**TASK REQUIREMENTS**. Send each entry back exactly as given, pictures excluded.

(Dataset entries)
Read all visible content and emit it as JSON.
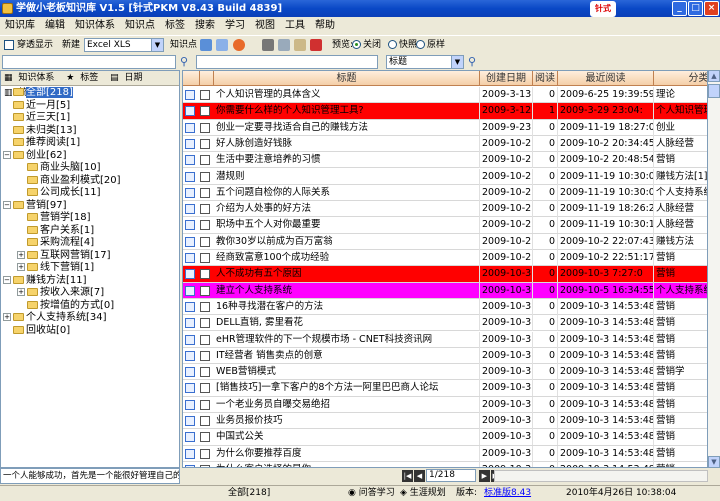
{
  "window": {
    "title": "学做小老板知识库 V1.5 [针式PKM V8.43 Build 4839]",
    "logo_text": "针式",
    "min": "_",
    "max": "□",
    "close": "×"
  },
  "menu": [
    "知识库",
    "编辑",
    "知识体系",
    "知识点",
    "标签",
    "搜索",
    "学习",
    "视图",
    "工具",
    "帮助"
  ],
  "toolbar": {
    "pass_display": "穿透显示",
    "new_label": "新建",
    "new_combo": "Excel XLS",
    "knowledge_label": "知识点",
    "preview_label": "预览:",
    "radio_off": "关闭",
    "radio_quick": "快照",
    "radio_orig": "原样"
  },
  "search": {
    "field_combo": "标题"
  },
  "left_tabs": [
    "知识体系",
    "标签",
    "日期",
    "统计"
  ],
  "tree": [
    {
      "label": "全部[218]",
      "depth": 0,
      "expander": "",
      "selected": true
    },
    {
      "label": "近一月[5]",
      "depth": 0,
      "expander": ""
    },
    {
      "label": "近三天[1]",
      "depth": 0,
      "expander": ""
    },
    {
      "label": "未归类[13]",
      "depth": 0,
      "expander": ""
    },
    {
      "label": "推荐阅读[1]",
      "depth": 0,
      "expander": ""
    },
    {
      "label": "创业[62]",
      "depth": 0,
      "expander": "−"
    },
    {
      "label": "商业头脑[10]",
      "depth": 1,
      "expander": ""
    },
    {
      "label": "商业盈利模式[20]",
      "depth": 1,
      "expander": ""
    },
    {
      "label": "公司成长[11]",
      "depth": 1,
      "expander": ""
    },
    {
      "label": "营销[97]",
      "depth": 0,
      "expander": "−"
    },
    {
      "label": "营销学[18]",
      "depth": 1,
      "expander": ""
    },
    {
      "label": "客户关系[1]",
      "depth": 1,
      "expander": ""
    },
    {
      "label": "采购流程[4]",
      "depth": 1,
      "expander": ""
    },
    {
      "label": "互联网营销[17]",
      "depth": 1,
      "expander": "+"
    },
    {
      "label": "线下营销[1]",
      "depth": 1,
      "expander": "+"
    },
    {
      "label": "赚钱方法[11]",
      "depth": 0,
      "expander": "−"
    },
    {
      "label": "按收入来源[7]",
      "depth": 1,
      "expander": "+"
    },
    {
      "label": "按增值的方式[0]",
      "depth": 1,
      "expander": ""
    },
    {
      "label": "个人支持系统[34]",
      "depth": 0,
      "expander": "+"
    },
    {
      "label": "回收站[0]",
      "depth": 0,
      "expander": ""
    }
  ],
  "grid": {
    "headers": [
      "标题",
      "创建日期",
      "阅读",
      "最近阅读",
      "分类"
    ],
    "rows": [
      {
        "title": "个人知识管理的具体含义",
        "created": "2009-3-13",
        "reads": "0",
        "last": "2009-6-25 19:39:59",
        "cat": "理论",
        "bg": ""
      },
      {
        "title": "你需要什么样的个人知识管理工具?",
        "created": "2009-3-12",
        "reads": "1",
        "last": "2009-3-29 23:04:",
        "cat": "个人知识管理",
        "bg": "#ff0000"
      },
      {
        "title": "创业一定要寻找适合自己的赚钱方法",
        "created": "2009-9-23",
        "reads": "0",
        "last": "2009-11-19 18:27:03",
        "cat": "创业",
        "bg": ""
      },
      {
        "title": "好人脉创造好钱脉",
        "created": "2009-10-2",
        "reads": "0",
        "last": "2009-10-2 20:34:45",
        "cat": "人脉经营",
        "bg": ""
      },
      {
        "title": "生活中要注意培养的习惯",
        "created": "2009-10-2",
        "reads": "0",
        "last": "2009-10-2 20:48:54",
        "cat": "营销",
        "bg": ""
      },
      {
        "title": "潜规则",
        "created": "2009-10-2",
        "reads": "0",
        "last": "2009-11-19 10:30:03",
        "cat": "赚钱方法[1]",
        "bg": ""
      },
      {
        "title": "五个问题自检你的人际关系",
        "created": "2009-10-2",
        "reads": "0",
        "last": "2009-11-19 10:30:08",
        "cat": "个人支持系统",
        "bg": ""
      },
      {
        "title": "介绍为人处事的好方法",
        "created": "2009-10-2",
        "reads": "0",
        "last": "2009-11-19 18:26:24",
        "cat": "人脉经营",
        "bg": ""
      },
      {
        "title": "职场中五个人对你最重要",
        "created": "2009-10-2",
        "reads": "0",
        "last": "2009-11-19 10:30:12",
        "cat": "人脉经营",
        "bg": ""
      },
      {
        "title": "教你30岁以前成为百万富翁",
        "created": "2009-10-2",
        "reads": "0",
        "last": "2009-10-2 22:07:43",
        "cat": "赚钱方法",
        "bg": ""
      },
      {
        "title": "经商致富意100个成功经验",
        "created": "2009-10-2",
        "reads": "0",
        "last": "2009-10-2 22:51:17",
        "cat": "营销",
        "bg": ""
      },
      {
        "title": "人不成功有五个原因",
        "created": "2009-10-3",
        "reads": "0",
        "last": "2009-10-3 7:27:0",
        "cat": "营销",
        "bg": "#ff0000"
      },
      {
        "title": "建立个人支持系统",
        "created": "2009-10-3",
        "reads": "0",
        "last": "2009-10-5 16:34:55",
        "cat": "个人支持系统",
        "bg": "#ff00ff"
      },
      {
        "title": "16种寻找潜在客户的方法",
        "created": "2009-10-3",
        "reads": "0",
        "last": "2009-10-3 14:53:48",
        "cat": "营销",
        "bg": ""
      },
      {
        "title": "DELL直销, 雾里看花",
        "created": "2009-10-3",
        "reads": "0",
        "last": "2009-10-3 14:53:48",
        "cat": "营销",
        "bg": ""
      },
      {
        "title": "eHR管理软件的下一个规模市场 - CNET科技资讯网",
        "created": "2009-10-3",
        "reads": "0",
        "last": "2009-10-3 14:53:48",
        "cat": "营销",
        "bg": ""
      },
      {
        "title": "IT经营者 销售卖点的创意",
        "created": "2009-10-3",
        "reads": "0",
        "last": "2009-10-3 14:53:48",
        "cat": "营销",
        "bg": ""
      },
      {
        "title": "WEB营销模式",
        "created": "2009-10-3",
        "reads": "0",
        "last": "2009-10-3 14:53:48",
        "cat": "营销学",
        "bg": ""
      },
      {
        "title": "[销售技巧]一拿下客户的8个方法一阿里巴巴商人论坛",
        "created": "2009-10-3",
        "reads": "0",
        "last": "2009-10-3 14:53:48",
        "cat": "营销",
        "bg": ""
      },
      {
        "title": "一个老业务员自曝交易绝招",
        "created": "2009-10-3",
        "reads": "0",
        "last": "2009-10-3 14:53:48",
        "cat": "营销",
        "bg": ""
      },
      {
        "title": "业务员报价技巧",
        "created": "2009-10-3",
        "reads": "0",
        "last": "2009-10-3 14:53:48",
        "cat": "营销",
        "bg": ""
      },
      {
        "title": "中国式公关",
        "created": "2009-10-3",
        "reads": "0",
        "last": "2009-10-3 14:53:48",
        "cat": "营销",
        "bg": ""
      },
      {
        "title": "为什么你要推荐百度",
        "created": "2009-10-3",
        "reads": "0",
        "last": "2009-10-3 14:53:48",
        "cat": "营销",
        "bg": ""
      },
      {
        "title": "为什么客户选择的是你",
        "created": "2009-10-3",
        "reads": "0",
        "last": "2009-10-3 14:53:48",
        "cat": "营销",
        "bg": ""
      }
    ]
  },
  "pager": {
    "text": "1/218"
  },
  "tip": "一个人能够成功，首先是一个能很好管理自己的人",
  "status": {
    "count": "全部[218]",
    "ask": "问答学习",
    "career": "生涯规划",
    "version_label": "版本:",
    "version": "标准版8.43",
    "datetime": "2010年4月26日  10:38:04"
  }
}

**TASK RESULT**.
Read all visible content and emit it as JSON.
{
  "window": {
    "title": "学做小老板知识库 V1.5 [针式PKM V8.43 Build 4839]",
    "logo_text": "针式",
    "min": "_",
    "max": "□",
    "close": "×"
  },
  "menu": [
    "知识库",
    "编辑",
    "知识体系",
    "知识点",
    "标签",
    "搜索",
    "学习",
    "视图",
    "工具",
    "帮助"
  ],
  "toolbar": {
    "pass_display": "穿透显示",
    "new_label": "新建",
    "new_combo": "Excel XLS",
    "knowledge_label": "知识点",
    "preview_label": "预览:",
    "radio_off": "关闭",
    "radio_quick": "快照",
    "radio_orig": "原样"
  },
  "search": {
    "field_combo": "标题"
  },
  "left_tabs": [
    "知识体系",
    "标签",
    "日期",
    "统计"
  ],
  "tree": [
    {
      "label": "全部[218]",
      "depth": 0,
      "expander": "",
      "selected": true
    },
    {
      "label": "近一月[5]",
      "depth": 0,
      "expander": ""
    },
    {
      "label": "近三天[1]",
      "depth": 0,
      "expander": ""
    },
    {
      "label": "未归类[13]",
      "depth": 0,
      "expander": ""
    },
    {
      "label": "推荐阅读[1]",
      "depth": 0,
      "expander": ""
    },
    {
      "label": "创业[62]",
      "depth": 0,
      "expander": "−"
    },
    {
      "label": "商业头脑[10]",
      "depth": 1,
      "expander": ""
    },
    {
      "label": "商业盈利模式[20]",
      "depth": 1,
      "expander": ""
    },
    {
      "label": "公司成长[11]",
      "depth": 1,
      "expander": ""
    },
    {
      "label": "营销[97]",
      "depth": 0,
      "expander": "−"
    },
    {
      "label": "营销学[18]",
      "depth": 1,
      "expander": ""
    },
    {
      "label": "客户关系[1]",
      "depth": 1,
      "expander": ""
    },
    {
      "label": "采购流程[4]",
      "depth": 1,
      "expander": ""
    },
    {
      "label": "互联网营销[17]",
      "depth": 1,
      "expander": "+"
    },
    {
      "label": "线下营销[1]",
      "depth": 1,
      "expander": "+"
    },
    {
      "label": "赚钱方法[11]",
      "depth": 0,
      "expander": "−"
    },
    {
      "label": "按收入来源[7]",
      "depth": 1,
      "expander": "+"
    },
    {
      "label": "按增值的方式[0]",
      "depth": 1,
      "expander": ""
    },
    {
      "label": "个人支持系统[34]",
      "depth": 0,
      "expander": "+"
    },
    {
      "label": "回收站[0]",
      "depth": 0,
      "expander": ""
    }
  ],
  "grid": {
    "headers": [
      "标题",
      "创建日期",
      "阅读",
      "最近阅读",
      "分类"
    ],
    "rows": [
      {
        "title": "个人知识管理的具体含义",
        "created": "2009-3-13",
        "reads": "0",
        "last": "2009-6-25 19:39:59",
        "cat": "理论",
        "bg": ""
      },
      {
        "title": "你需要什么样的个人知识管理工具?",
        "created": "2009-3-12",
        "reads": "1",
        "last": "2009-3-29 23:04:",
        "cat": "个人知识管理",
        "bg": "#ff0000"
      },
      {
        "title": "创业一定要寻找适合自己的赚钱方法",
        "created": "2009-9-23",
        "reads": "0",
        "last": "2009-11-19 18:27:03",
        "cat": "创业",
        "bg": ""
      },
      {
        "title": "好人脉创造好钱脉",
        "created": "2009-10-2",
        "reads": "0",
        "last": "2009-10-2 20:34:45",
        "cat": "人脉经营",
        "bg": ""
      },
      {
        "title": "生活中要注意培养的习惯",
        "created": "2009-10-2",
        "reads": "0",
        "last": "2009-10-2 20:48:54",
        "cat": "营销",
        "bg": ""
      },
      {
        "title": "潜规则",
        "created": "2009-10-2",
        "reads": "0",
        "last": "2009-11-19 10:30:03",
        "cat": "赚钱方法[1]",
        "bg": ""
      },
      {
        "title": "五个问题自检你的人际关系",
        "created": "2009-10-2",
        "reads": "0",
        "last": "2009-11-19 10:30:08",
        "cat": "个人支持系统",
        "bg": ""
      },
      {
        "title": "介绍为人处事的好方法",
        "created": "2009-10-2",
        "reads": "0",
        "last": "2009-11-19 18:26:24",
        "cat": "人脉经营",
        "bg": ""
      },
      {
        "title": "职场中五个人对你最重要",
        "created": "2009-10-2",
        "reads": "0",
        "last": "2009-11-19 10:30:12",
        "cat": "人脉经营",
        "bg": ""
      },
      {
        "title": "教你30岁以前成为百万富翁",
        "created": "2009-10-2",
        "reads": "0",
        "last": "2009-10-2 22:07:43",
        "cat": "赚钱方法",
        "bg": ""
      },
      {
        "title": "经商致富意100个成功经验",
        "created": "2009-10-2",
        "reads": "0",
        "last": "2009-10-2 22:51:17",
        "cat": "营销",
        "bg": ""
      },
      {
        "title": "人不成功有五个原因",
        "created": "2009-10-3",
        "reads": "0",
        "last": "2009-10-3 7:27:0",
        "cat": "营销",
        "bg": "#ff0000"
      },
      {
        "title": "建立个人支持系统",
        "created": "2009-10-3",
        "reads": "0",
        "last": "2009-10-5 16:34:55",
        "cat": "个人支持系统",
        "bg": "#ff00ff"
      },
      {
        "title": "16种寻找潜在客户的方法",
        "created": "2009-10-3",
        "reads": "0",
        "last": "2009-10-3 14:53:48",
        "cat": "营销",
        "bg": ""
      },
      {
        "title": "DELL直销, 雾里看花",
        "created": "2009-10-3",
        "reads": "0",
        "last": "2009-10-3 14:53:48",
        "cat": "营销",
        "bg": ""
      },
      {
        "title": "eHR管理软件的下一个规模市场 - CNET科技资讯网",
        "created": "2009-10-3",
        "reads": "0",
        "last": "2009-10-3 14:53:48",
        "cat": "营销",
        "bg": ""
      },
      {
        "title": "IT经营者 销售卖点的创意",
        "created": "2009-10-3",
        "reads": "0",
        "last": "2009-10-3 14:53:48",
        "cat": "营销",
        "bg": ""
      },
      {
        "title": "WEB营销模式",
        "created": "2009-10-3",
        "reads": "0",
        "last": "2009-10-3 14:53:48",
        "cat": "营销学",
        "bg": ""
      },
      {
        "title": "[销售技巧]一拿下客户的8个方法一阿里巴巴商人论坛",
        "created": "2009-10-3",
        "reads": "0",
        "last": "2009-10-3 14:53:48",
        "cat": "营销",
        "bg": ""
      },
      {
        "title": "一个老业务员自曝交易绝招",
        "created": "2009-10-3",
        "reads": "0",
        "last": "2009-10-3 14:53:48",
        "cat": "营销",
        "bg": ""
      },
      {
        "title": "业务员报价技巧",
        "created": "2009-10-3",
        "reads": "0",
        "last": "2009-10-3 14:53:48",
        "cat": "营销",
        "bg": ""
      },
      {
        "title": "中国式公关",
        "created": "2009-10-3",
        "reads": "0",
        "last": "2009-10-3 14:53:48",
        "cat": "营销",
        "bg": ""
      },
      {
        "title": "为什么你要推荐百度",
        "created": "2009-10-3",
        "reads": "0",
        "last": "2009-10-3 14:53:48",
        "cat": "营销",
        "bg": ""
      },
      {
        "title": "为什么客户选择的是你",
        "created": "2009-10-3",
        "reads": "0",
        "last": "2009-10-3 14:53:48",
        "cat": "营销",
        "bg": ""
      }
    ]
  },
  "pager": {
    "text": "1/218"
  },
  "tip": "一个人能够成功，首先是一个能很好管理自己的人",
  "status": {
    "count": "全部[218]",
    "ask": "问答学习",
    "career": "生涯规划",
    "version_label": "版本:",
    "version": "标准版8.43",
    "datetime": "2010年4月26日  10:38:04"
  }
}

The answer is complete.